Outside the Quicken Loans Arena on Wednesday, Cleveland police officers closed in on a group of protesters wearing black shirts emblazoned with the words “Revolution Nothing Less” and attempting to burn an American flag. For a moment, it seemed like the protest scene at the Republican National Convention was about to get dramatic.
But after a brief flare up, it was over.
— Sara Sidner (@sarasidnerCNN) July 20, 2016
At least so far, the RNC has been far from the powder keg of possible chaos, unrest, and violence that many around the country feared it might be. With only small protests and rallies of a few hundred people sprouting up over the past few days, the streets have remained largely peaceful.
Although verbal altercations have broken out between opposing protest groups, the number of arrests during the convention is still low.
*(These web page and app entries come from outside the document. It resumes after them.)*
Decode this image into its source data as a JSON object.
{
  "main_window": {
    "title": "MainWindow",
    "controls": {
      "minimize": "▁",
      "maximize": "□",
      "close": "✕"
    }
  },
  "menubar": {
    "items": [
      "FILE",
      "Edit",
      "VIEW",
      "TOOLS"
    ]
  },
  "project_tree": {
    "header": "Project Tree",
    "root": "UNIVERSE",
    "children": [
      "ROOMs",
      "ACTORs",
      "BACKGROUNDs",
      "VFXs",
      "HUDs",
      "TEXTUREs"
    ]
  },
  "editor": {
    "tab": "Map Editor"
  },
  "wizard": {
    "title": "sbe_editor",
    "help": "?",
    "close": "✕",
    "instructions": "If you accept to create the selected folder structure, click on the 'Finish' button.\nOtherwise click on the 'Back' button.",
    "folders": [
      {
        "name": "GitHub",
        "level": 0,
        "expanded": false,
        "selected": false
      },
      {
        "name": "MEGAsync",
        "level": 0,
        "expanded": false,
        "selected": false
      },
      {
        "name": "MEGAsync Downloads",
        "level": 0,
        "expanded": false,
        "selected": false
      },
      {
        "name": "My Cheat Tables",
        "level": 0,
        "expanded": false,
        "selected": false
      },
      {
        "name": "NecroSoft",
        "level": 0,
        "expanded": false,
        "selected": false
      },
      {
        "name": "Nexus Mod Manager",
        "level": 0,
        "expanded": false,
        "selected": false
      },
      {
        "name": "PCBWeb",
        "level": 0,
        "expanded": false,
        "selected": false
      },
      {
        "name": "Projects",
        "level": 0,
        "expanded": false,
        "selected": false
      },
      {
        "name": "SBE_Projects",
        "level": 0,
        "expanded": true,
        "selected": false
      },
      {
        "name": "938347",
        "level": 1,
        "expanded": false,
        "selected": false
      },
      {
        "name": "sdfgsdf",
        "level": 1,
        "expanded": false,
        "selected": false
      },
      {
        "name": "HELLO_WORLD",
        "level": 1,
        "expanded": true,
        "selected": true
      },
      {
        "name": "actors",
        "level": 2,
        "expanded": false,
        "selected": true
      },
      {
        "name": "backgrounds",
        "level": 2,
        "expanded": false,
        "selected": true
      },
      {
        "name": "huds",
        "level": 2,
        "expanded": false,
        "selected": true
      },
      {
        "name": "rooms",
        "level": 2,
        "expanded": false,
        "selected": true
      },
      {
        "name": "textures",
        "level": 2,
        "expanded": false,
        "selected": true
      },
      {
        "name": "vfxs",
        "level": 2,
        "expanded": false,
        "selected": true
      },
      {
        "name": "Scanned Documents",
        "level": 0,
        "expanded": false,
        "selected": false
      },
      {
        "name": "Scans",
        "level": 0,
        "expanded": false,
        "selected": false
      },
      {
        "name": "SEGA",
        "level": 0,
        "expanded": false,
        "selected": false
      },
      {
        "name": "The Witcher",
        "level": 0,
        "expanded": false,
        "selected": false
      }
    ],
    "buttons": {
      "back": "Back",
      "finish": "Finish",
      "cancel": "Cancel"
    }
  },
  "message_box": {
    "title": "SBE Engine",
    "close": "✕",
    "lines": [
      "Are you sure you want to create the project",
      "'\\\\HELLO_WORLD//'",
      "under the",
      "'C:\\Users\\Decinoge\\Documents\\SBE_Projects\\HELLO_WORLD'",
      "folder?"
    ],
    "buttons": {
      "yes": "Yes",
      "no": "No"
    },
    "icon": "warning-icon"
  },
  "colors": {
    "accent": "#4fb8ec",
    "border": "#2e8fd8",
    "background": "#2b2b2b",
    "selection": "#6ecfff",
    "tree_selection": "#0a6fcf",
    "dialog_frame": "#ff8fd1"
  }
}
As of Tuesday night, only five arrests have been made total, which stands in stark contrast to the previously estimated 1,000 arrests per day for which the Cleveland Municipal Court had prepared. Even the incident on Wednesday appeared to result in a handful of arrests.
The contrast between the security concerns going into the convention and how the convention has actually unfolded thus far is shockingly different. During the 18 months of preparation here, the fear was that the Cleveland convention could turn into a repeat of the 1968 Democratic National Convention which rocked the city of Chicago with mass riots. The reports the city of Cleveland released as to how they were spending their $50 million federal security grant did not help the perception that this convention could be calamitous as the spending was foreboding to say the least.
The city bought 2,000 sets of riot gear and batons, 24 sets of ballistic body armor, thousands of body cameras, and upped their original protest insurance from $10 million to $50 million. Cleveland also recruited thousands of police officers from around the country to bolster the department’s personnel from 1,500 to 4,000 police officers, and that does not even include the more than 4,000 federal law enforcement officers who will be present during the extent of the convention. On top of that, Cuyahoga County freed up 200 beds in the county jail to accommodate the previously estimated 1,000 arrests per day.
So far, none of the anticipated turmoil has come to pass.
Most officers on the streets have been in light body armor and normal patrol blues, however there is noticeable heightened security in the form of Secret Service officers in flak jackets and K-9 units surrounding the arena. Still, there is no riot gear in sight. But what has been most striking is the tactics used by law enforcement to seemingly infuse calm into a tense situation.
One of the interesting tactics is how police are utilizing horses, bikes, and bodies. Prior to the convention, Cleveland bought 300 new bikes and helmets at a cost of almost $400,000 and increased their mounted unit to 30 horses. From observation, the police have been using a combination of horses, bikes, and on foot police to peacefully breakup rowdier groups and maintain order. For example, when large gatherings have devolved into arguments, my fellow reporters and I have seen cadres of police on bicycles ride straight through crowds, quickly separating agitators.
The story here in Cleveland has become less about the police being armed to the teeth and ready for mayhem and more about the intelligent policing that has kept the city relatively quiet.
However, it is important to note that the full extent of Cleveland’s preparedness has yet to be tested as protests have been dramatically smaller than expected. Thursday is the last day of the convention, the last chance for a major protest to occur, and the last opportunity for law enforcement to prove whether they are actually creating the calm.
We want to thank our partner — WCPN ideastream — for sharing their space with us this week.